Phenix Capital Group has released today its Impact Report on Clean Water & Sanitation, sharing historical and compiled data from its’ Impact Database over investments towards SDG 6. Data reveals that capital commitments towards SDG 6 have reached €75 billion, being €41 billion raised by public equity. SDG 6 is meant to solve one of the most urgent issues of our time, the global water and sanitation crisis, but efforts still have a way to go: SDG 6 has seen a 75% decline over the past four years.
Additionally, the report contains an exclusive interview with Matt Damon and Gary White, who are the co-founders of Water.org and WaterEquity, an asset manager exclusively focused on solving the global water and sanitation crisis. They invest in financial institutions, enterprises, and infrastructure in emerging markets delivering access to safe water and sanitation to low-income communities.
“I saw this enormous daily expense and realized that families could be healthier, more productive, and even better educated if they could access financing for these lasting water and sanitation improvements to their lives”, says Gary White.

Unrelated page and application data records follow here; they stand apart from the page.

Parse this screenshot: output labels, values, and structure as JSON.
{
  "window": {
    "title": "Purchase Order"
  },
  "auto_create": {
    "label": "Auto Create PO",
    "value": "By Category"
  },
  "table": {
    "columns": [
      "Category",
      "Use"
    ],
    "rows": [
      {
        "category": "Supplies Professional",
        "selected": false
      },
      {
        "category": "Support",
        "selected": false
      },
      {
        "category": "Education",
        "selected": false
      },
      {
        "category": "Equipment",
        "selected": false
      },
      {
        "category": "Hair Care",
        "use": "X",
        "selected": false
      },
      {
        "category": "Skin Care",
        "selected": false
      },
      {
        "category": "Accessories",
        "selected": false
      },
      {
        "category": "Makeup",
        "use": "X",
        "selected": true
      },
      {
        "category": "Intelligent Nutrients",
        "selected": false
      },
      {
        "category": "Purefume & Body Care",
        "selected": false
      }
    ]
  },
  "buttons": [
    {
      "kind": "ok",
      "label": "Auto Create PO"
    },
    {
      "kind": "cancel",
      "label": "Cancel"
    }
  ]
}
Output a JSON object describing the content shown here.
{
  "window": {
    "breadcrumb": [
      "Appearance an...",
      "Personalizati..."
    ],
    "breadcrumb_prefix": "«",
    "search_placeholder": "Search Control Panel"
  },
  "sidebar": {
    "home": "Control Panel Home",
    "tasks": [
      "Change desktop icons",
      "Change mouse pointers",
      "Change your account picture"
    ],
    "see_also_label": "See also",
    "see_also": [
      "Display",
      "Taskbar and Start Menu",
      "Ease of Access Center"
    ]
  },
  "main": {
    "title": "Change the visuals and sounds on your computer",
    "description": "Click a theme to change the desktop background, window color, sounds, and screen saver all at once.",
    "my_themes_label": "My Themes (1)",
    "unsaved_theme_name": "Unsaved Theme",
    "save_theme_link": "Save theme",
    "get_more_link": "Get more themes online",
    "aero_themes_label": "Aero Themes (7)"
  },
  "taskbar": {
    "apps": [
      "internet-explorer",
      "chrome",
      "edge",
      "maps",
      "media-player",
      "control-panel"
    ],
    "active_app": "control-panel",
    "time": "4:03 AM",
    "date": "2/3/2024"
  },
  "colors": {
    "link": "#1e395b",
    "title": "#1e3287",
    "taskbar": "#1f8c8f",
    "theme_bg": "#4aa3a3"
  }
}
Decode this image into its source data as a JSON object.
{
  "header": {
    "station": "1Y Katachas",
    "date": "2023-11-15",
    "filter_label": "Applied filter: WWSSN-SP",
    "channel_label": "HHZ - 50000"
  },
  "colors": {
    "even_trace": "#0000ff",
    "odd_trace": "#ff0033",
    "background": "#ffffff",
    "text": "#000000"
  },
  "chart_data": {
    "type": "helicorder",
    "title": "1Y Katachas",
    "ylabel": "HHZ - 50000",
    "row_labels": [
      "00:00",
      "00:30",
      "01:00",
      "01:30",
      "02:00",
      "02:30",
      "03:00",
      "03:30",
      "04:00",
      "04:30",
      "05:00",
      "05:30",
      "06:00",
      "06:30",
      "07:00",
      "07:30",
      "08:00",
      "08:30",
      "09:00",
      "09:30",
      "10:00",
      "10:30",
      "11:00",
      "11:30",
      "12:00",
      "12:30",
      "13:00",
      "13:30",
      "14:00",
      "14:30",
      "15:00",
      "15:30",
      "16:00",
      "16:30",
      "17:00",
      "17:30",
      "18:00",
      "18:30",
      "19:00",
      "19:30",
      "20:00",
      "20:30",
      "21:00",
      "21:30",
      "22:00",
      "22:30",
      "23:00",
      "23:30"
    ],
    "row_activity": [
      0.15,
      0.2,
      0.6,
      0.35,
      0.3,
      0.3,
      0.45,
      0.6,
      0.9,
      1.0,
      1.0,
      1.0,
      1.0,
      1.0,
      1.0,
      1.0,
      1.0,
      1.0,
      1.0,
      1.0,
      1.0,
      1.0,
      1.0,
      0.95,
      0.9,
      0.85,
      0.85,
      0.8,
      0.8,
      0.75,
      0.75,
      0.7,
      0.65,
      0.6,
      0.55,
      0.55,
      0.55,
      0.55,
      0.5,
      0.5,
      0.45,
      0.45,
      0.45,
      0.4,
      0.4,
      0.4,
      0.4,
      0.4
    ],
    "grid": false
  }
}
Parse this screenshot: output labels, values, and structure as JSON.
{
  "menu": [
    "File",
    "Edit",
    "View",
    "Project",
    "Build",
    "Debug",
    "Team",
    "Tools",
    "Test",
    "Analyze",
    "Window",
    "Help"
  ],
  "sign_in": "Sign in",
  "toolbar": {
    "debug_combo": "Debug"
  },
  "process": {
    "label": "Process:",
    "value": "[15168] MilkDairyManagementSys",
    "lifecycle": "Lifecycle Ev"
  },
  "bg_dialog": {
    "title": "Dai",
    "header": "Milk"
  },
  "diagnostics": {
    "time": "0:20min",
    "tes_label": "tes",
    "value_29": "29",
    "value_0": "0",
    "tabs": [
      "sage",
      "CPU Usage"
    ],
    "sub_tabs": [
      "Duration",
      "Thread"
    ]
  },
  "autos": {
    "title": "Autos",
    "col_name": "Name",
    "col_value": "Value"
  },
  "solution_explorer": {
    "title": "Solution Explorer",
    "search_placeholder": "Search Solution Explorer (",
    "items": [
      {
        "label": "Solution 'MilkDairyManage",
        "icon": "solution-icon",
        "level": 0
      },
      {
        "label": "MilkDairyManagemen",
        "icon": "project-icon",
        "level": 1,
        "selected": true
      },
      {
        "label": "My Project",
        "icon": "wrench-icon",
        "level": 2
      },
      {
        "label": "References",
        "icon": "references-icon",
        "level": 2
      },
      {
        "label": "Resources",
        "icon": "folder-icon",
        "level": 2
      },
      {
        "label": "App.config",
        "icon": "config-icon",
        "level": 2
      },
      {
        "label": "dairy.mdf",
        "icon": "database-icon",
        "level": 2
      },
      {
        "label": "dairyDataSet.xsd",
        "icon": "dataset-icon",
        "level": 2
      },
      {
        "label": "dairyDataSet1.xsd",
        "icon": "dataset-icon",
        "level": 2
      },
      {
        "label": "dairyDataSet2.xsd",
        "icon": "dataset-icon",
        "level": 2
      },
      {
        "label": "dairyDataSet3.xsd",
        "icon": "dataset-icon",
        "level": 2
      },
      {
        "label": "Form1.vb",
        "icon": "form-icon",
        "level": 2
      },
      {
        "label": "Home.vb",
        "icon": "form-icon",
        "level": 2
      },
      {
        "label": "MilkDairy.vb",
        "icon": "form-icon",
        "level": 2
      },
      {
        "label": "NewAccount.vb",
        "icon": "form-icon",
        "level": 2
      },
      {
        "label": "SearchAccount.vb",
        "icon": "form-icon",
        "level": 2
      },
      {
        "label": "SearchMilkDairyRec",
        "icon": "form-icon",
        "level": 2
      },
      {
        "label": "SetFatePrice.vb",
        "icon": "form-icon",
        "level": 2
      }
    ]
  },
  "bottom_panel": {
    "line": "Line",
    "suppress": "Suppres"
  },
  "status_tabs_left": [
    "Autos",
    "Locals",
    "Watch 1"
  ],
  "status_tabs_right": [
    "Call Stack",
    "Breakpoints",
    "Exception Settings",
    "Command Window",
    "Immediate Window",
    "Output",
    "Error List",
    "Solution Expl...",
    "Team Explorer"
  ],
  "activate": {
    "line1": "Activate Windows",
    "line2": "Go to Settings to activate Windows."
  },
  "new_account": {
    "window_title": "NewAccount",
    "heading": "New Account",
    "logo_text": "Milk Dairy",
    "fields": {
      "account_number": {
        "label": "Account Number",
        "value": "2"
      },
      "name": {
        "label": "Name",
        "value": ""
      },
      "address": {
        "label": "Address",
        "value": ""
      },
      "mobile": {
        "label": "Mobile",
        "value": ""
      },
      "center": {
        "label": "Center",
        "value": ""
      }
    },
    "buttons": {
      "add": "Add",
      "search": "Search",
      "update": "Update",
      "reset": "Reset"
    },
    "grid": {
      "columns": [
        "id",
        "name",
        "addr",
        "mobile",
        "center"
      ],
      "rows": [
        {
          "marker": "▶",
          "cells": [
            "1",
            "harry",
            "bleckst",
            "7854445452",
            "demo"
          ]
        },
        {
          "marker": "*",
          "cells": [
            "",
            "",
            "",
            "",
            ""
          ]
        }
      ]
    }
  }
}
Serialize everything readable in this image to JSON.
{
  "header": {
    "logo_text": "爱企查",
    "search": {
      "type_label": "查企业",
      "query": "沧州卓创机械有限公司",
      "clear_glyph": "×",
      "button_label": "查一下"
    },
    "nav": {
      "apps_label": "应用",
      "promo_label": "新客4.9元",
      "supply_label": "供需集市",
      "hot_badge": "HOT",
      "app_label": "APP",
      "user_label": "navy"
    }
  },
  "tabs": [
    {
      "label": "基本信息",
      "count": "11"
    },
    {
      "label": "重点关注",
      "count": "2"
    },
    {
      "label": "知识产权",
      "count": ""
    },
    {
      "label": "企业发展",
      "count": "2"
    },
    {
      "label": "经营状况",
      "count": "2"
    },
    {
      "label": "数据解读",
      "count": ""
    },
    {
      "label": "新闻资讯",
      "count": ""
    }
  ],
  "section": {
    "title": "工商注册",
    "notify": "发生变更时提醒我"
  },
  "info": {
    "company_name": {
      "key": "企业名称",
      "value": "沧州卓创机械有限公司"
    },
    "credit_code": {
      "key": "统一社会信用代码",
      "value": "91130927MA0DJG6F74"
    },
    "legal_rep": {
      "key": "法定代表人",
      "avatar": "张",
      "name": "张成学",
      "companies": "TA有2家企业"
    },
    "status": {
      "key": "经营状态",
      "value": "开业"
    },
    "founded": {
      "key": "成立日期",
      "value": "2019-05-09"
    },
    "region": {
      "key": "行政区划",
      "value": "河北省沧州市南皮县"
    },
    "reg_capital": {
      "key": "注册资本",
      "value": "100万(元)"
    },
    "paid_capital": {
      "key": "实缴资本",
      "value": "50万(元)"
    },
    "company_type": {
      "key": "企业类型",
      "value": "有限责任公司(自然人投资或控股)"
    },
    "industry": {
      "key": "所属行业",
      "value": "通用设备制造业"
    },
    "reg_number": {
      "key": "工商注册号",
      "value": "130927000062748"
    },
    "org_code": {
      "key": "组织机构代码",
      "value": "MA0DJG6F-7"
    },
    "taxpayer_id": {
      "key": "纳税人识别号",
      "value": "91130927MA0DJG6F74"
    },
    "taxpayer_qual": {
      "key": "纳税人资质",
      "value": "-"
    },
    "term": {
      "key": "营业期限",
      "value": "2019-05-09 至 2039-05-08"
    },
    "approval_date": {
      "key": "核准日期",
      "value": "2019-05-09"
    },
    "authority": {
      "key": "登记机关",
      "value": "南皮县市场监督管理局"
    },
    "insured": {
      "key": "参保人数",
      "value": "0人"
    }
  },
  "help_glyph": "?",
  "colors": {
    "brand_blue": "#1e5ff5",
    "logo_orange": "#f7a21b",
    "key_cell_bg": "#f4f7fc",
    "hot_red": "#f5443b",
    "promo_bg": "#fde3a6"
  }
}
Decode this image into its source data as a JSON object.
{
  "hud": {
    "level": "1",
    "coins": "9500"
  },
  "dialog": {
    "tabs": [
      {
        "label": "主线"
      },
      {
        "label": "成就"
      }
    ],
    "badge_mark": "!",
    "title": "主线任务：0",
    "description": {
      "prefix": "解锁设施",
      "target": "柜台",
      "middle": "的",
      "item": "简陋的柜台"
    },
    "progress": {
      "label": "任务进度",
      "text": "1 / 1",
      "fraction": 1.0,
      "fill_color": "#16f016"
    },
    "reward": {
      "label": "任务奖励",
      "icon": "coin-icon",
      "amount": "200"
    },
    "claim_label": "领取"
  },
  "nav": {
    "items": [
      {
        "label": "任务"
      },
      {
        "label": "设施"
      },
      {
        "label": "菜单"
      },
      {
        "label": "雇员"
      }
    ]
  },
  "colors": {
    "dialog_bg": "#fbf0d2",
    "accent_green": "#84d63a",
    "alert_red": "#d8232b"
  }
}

“It just hit me how access to safe water has a profound impact on an individual, a family and an entire community. I just can’t think of a cause that has a larger impact than access to safe drinking water and basic sanitation — especially for women and girls”, told, Matt Damon.
Key report takeaways
- The total capital committed towards SDG 6 has seen a 75% decline over the past four years. Meanwhile, new funds being launched have continued on a steady trajectory, resulting in contrasting expectations.
- Within SDG 6, over two-thirds of the capital allocation is geared towards the impact theme ‘Water and Sanitation Efficiency’.
- Private equity has the greatest number of funds committed to SDG 6. However, in terms of capital committed, private equity funds raised just 10 billion while public equity raised 41 billion euros.
- Investors targeting SDG 6 favour putting their capital in funds targeting global markets, rather than directly into emerging or developed markets.